About five or six years ago, and after more than 20 years in business, S&R Remodeling of Madison, Wisconsin began offering written three-year warranty on all craftsmanship.
That’s three times longer than Wisconsin law requires or what most of the company’s competitors offer, according to S&R Remodeling Owner Scott Nyland.
“I believe it’s the best advertising,” Nyland said of his express warranty. “People hear that and think it’s above the call of duty, but it’s really not. As a contractor, I take pride in my work and stand behind it like I would want anyone else to do for me. It’s in our contract and on the site, but I don’t make a big deal out of it.”
The truth is, many successful contractors in the building trades think the same way. They will fix problems long after they are required to by state law because they take pride in their work and understand the value of protecting their reputation, customer referrals and repeat business. What makes Nyland different from most of his competitors is his willingness to express his commitment to making things right in writing.
While some contractors consider such “express warranties” an unnecessary risk, others find them to be a very cost-effective way to grow their business.
Implied vs. express warranties
To explain why, it helps to review the two basic types of warranties home builders, remodelers, roofers and other home services contractors offer in the United States.
“Express warranties” are issued by the manufacturer or seller of a product. In the homebuilding and remodeling industry, they are typically offered by the general contractor, exceed the minimum requirements set by the law and are expressed in writing.
“Implied warranties,” by contrast, are set primarily by state laws and courts, which generally require contractors warranty their craftsmanship and the habitability of any structure they build. Beyond that, state warranty requirements vary. Several states specify only that the builder warranty their work for “a reasonable period of time,” while others stipulate they do so for a specific number of years. Forty-six states have a statute of repose that limits how long a property owner has to sue a builder over a claim involving their work. In addition, more than 30 states have enacted “right to repair” laws that require homeowners give contractors a certain period of time to repair a problem before suing them in court.

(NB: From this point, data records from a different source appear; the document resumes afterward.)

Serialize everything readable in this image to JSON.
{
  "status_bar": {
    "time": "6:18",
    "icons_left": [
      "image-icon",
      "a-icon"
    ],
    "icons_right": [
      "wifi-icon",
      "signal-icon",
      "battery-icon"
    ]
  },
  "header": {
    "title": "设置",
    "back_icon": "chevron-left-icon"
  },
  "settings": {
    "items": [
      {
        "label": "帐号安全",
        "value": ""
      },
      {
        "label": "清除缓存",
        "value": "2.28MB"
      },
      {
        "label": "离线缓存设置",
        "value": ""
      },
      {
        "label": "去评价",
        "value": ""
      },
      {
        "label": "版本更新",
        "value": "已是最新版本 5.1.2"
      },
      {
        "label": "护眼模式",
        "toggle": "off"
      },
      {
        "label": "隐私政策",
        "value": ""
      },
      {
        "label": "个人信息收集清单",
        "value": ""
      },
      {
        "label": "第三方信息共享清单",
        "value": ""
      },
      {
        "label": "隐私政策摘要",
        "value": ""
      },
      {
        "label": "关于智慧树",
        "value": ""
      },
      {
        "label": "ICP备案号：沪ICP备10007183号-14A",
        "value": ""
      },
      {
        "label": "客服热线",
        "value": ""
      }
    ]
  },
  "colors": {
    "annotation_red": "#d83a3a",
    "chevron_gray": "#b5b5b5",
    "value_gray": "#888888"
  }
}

The fragmented nature of regulation can make it difficult for homeowners and builders to know what their rights and obligations are should a dispute arise.
“In many cases, the only guidance in determining the scope and protection offered by an implied warranty is prior case law, where the court has determined what is covered rather than the parties to the contract,” notes 2-10 Homebuyers Warranty, which markets warranty programs to both homeowners and builders. “An express warranty eliminates such ambiguity.”
A powerful sales and marketing tool
While they are contracts and should be drafted and reviewed regularly by competent legal counsel, express warranties can also provide contractors with a very cost-effective way to:
- Attract new customers.
- Convert more leads into sales.
- Manage customer expectations.
- Generate repeat sales.
S&R Remodeling, for instance, uses the Remodeling Warranties page on its website to explain why homeowners should let the company buy materials and appliances needed for their projects.
“To cut costs, some customers purchase their own materials, and don’t realize that this leaves them with no warranty,” the page explains. “If the product fails and the contractor has to fix it or even replace it, the labor costs can easily exceed the initial cost of the product. Even if a product has a warranty, it typically doesn’t cover the cost to re-install it. That is why S&R suggests that you buy your materials through your contractor. If anything does fail in the warranty period, you are completely covered.”
Many roofing and HVAC contractors and some new homebuilders use free biannual checkups offered under their extended warranties to generate add-on sales. This is one reason why contractors will set aside a portion of their advertising budget to pay for warranty work. If no claims arise during the year, they roll the funds over or distribute them as profits.
Nyland does neither.
“It comes out of my pocket,” he says. “Our work should hold up or it’s on me. But, to be totally honest, we don’t get very many call backs, so it’s not a great expense.”